each step do not accumulate, but resetting $MinPrecision is not
justified in general, and is not recommended.

Your next example is unrelated to the previous examples.  It also
has a straightforward explanation.

> ---------------------------
> Now consider another example. Below Mathematica thinks (b1) has
> much better precision than (a1). This doesn't make sense, and
> Mathematica doesn't do much better using the default setting
> ($MinPrecision=0.0).
> 
> In[12]:=
>  a1=Exp[800.0]/Exp[800];
>  b1=a1+Pi-1;
>  SetOptions[Precision,Round->False];
>  (* Precision only has an option in Version 4. *);
>  {Precision[a1],Precision[b1]}
> 
> Out[15]=
>  {13.0515,25.2788}
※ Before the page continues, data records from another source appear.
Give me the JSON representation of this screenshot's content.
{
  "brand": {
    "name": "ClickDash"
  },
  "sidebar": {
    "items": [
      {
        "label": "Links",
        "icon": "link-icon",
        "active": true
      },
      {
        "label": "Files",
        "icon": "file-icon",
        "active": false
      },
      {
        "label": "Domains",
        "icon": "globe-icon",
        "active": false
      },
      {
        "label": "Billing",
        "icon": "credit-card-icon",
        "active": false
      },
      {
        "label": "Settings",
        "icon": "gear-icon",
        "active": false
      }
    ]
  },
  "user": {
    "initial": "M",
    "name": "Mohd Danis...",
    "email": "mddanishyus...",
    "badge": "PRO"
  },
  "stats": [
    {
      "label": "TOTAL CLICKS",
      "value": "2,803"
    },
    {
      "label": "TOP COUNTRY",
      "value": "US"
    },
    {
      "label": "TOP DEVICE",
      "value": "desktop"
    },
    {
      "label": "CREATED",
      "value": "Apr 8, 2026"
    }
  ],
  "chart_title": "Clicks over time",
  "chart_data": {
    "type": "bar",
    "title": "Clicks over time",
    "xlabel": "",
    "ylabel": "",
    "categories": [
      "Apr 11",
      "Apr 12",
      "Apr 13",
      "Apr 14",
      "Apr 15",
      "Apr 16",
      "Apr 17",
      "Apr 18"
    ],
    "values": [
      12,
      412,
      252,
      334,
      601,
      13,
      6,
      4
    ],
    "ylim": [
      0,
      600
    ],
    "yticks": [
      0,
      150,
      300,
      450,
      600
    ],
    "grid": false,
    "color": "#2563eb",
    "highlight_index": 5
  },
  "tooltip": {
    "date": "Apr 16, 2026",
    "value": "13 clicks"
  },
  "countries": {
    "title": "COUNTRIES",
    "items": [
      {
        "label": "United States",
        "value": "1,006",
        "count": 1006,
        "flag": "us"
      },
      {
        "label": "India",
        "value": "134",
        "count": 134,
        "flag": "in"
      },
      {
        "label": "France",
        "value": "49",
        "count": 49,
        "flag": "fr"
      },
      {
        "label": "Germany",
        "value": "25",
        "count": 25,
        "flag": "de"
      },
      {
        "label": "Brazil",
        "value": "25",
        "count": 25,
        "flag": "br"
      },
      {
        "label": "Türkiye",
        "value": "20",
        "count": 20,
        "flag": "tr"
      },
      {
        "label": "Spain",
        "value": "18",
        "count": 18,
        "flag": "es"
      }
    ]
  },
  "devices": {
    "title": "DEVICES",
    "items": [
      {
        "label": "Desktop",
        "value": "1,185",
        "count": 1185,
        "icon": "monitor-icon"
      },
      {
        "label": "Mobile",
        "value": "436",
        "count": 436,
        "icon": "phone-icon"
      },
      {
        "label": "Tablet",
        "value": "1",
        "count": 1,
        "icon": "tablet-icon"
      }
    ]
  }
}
With $MinPrecision set to zero, the accuracy of the zero generated
by a1-1 must be quite large to get a precision bigger than zero.
That large accuracy shows up in the precision of b1, which results
from adding that high-accuracy zero to the exact constant Pi.

Removing this minimum on precision gives the behavior in
your next example:

> The result above comes out much better if $MinPrecision is much less than
> zero. However, I can't understand why (b1) below still has slightly better
> precision than (a1).
> 
> In[16]:=
>  $MinPrecision=-Infinity;
>  a1=Exp[800.0]/Exp[800];
>  b1=a1+Pi-1;
>  {Precision[a1],Precision[b1]}
> 
> Out[19]=
>  {13.0502,13.5473}

and the reason for the precision of b1 being slightly higher than
the precision of a1 should be obvious upon recalling the definition
of precision.  Precision in Mathematica is a measure of relative
error.  If you make the number bigger without adding any error,
which is what happens when adding a positive exact constant (such
as Pi) to this positive number, the relative error goes down, so the
precision goes up.

Returning then to the first example, but with $MinPrecision=Infinity:

> ----------------------------------
> Well, ($MinPrecision=-Infinity) allows a better result from the
> last example, but now the definitions for (f) that I considered
> earlier are even more strange.
> 
> In[20]:=
>  x=1.11111111111111111111;
>  Do[x=2*x-x, {100}] ;
>  Clear[f];
>  f[x]=29;
>  {f[-534.2],f[-2.1],f[4.3],f[815.2]}
> 
> Out[25]=
>  {29,29,29,29}

yes, releasing the lower bound on precision widens the interval
available to the value of x.

And finally, yes, reading up on this subject is certainly recommended
for anyone who is interested in these details, and yes, the
following discussion is a good place to start:

> ----------------------
> A very good discussion of arbitrary precision arithmetic can
> be found in the Help Browser under: 
>   Getting Started/Demos
>      Demos
>         Numerics Report (near the bottom)

Although Mathematica has perhaps given wider exposure to the
topic of reliable arithmetic, this has been an active area of
research for decades, and there is extensive literature on the
subject.  If you are interested in this subject you might try
exploring the literature in a good technical library.  There are
very few questions about the behavior of this aspect of Mathematica
that can't be answered by a review of The Mathematica Book, study
of the above mentioned Numerics Report, and a few minutes of
careful thought.

> --------------------
> Regards,
> Ted Ersek

Dave Withoff
Wolfram Research


  • Prev by Date: Re: RE:Working Precision
  • Next by Date: Re: Are notebooks platform dependent ?
  • Previous by thread: Re: RE:Working Precision
  • Next by thread: Re: RE:Working Precision